One of the consequences of the transnationalization of corruption, and of anti-corruption campaigns is that individuals charged with corruption, along with the fruits of corrupt practices, can sometimes cross borders. For states seeking to protect their own systems from corruption, it then becomes necessary to develop methods for repatriating people charged with corruption and to secure the fruits of those corrupt acts. For states to which these individuals have fled, the issue becomes one of protecting the integrity of their own economic and political order while cooperating in international systems for the control and repatriation of corrupt officials and their assets. These issues remain tricky, and implicate domestic as well as international policies and agendas. Among the most important gaps in transnational anti-corruption cooperation is between the United States and China.

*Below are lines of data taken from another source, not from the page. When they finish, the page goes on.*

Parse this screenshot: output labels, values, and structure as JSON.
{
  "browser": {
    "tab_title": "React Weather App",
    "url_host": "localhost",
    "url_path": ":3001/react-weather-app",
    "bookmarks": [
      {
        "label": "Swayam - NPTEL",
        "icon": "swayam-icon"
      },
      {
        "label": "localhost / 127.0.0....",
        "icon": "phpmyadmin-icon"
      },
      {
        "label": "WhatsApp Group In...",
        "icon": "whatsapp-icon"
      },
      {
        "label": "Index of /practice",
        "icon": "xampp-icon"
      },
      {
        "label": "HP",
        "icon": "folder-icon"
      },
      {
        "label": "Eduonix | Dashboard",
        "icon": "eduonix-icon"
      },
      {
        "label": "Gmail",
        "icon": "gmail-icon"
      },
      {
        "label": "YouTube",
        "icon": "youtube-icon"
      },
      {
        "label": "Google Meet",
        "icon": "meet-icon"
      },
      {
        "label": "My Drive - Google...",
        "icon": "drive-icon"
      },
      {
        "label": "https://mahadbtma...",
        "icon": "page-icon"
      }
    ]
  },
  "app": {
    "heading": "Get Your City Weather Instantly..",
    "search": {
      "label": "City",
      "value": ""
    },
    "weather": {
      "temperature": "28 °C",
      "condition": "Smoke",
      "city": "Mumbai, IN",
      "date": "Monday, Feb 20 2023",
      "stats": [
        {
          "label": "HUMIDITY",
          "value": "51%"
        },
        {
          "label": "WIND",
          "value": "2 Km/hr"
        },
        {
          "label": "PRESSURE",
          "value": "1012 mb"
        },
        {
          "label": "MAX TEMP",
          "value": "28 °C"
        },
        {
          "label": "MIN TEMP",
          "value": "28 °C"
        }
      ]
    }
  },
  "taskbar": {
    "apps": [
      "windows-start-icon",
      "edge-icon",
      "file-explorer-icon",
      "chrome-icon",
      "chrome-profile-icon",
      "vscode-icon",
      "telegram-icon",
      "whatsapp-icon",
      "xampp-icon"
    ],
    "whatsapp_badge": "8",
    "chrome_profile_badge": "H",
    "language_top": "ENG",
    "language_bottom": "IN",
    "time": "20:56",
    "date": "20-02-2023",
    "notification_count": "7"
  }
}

In November 2015, Penn State was lucky enough to host Zhang Lei, an Associate Professor at the College for Criminal Law Science, Beijing Normal University. Since 2009 he has served as Academic Secretary of China Criminal Law Society and since 2012 as Deputy director of the Institute of International Criminal Law at the College for Criminal Law Science of Beijing Normal University. Zhang Lei has been working on issues of criminal law and especially corruption and repatriation of assets. Besides numerous articles, his most recent books include: Function of the Death Penalty (Henan Press, 2004); China and the ICC: Status and Prospect (Chinese People's Public Security University Press, 2009);  and Study on hot issues of international criminal judicial assistance (Chinese People's Public Security University press, 2012).

At the presentation, he addressed issues of corruption and especially the repatriation of fugitives and their illicit gains.  In a presentation entitled China’s Criminal Law and Anti-corruption Strategies Zhang Lei focuses on the development and trajectories of China's emerging anti-corruption policies.  He starts with a short history of China’s Criminal Law, then considers the current legal framework introduced with the 1997 Criminal Law as amended.  he then considers the relationship of that legal framework with the judicial system and ends with a consideration of China's anti-corruption strategies both inside and outside China. 

Zhang Lei has kindly given permission to share the PowerPoint slides of his presentation.  They follow.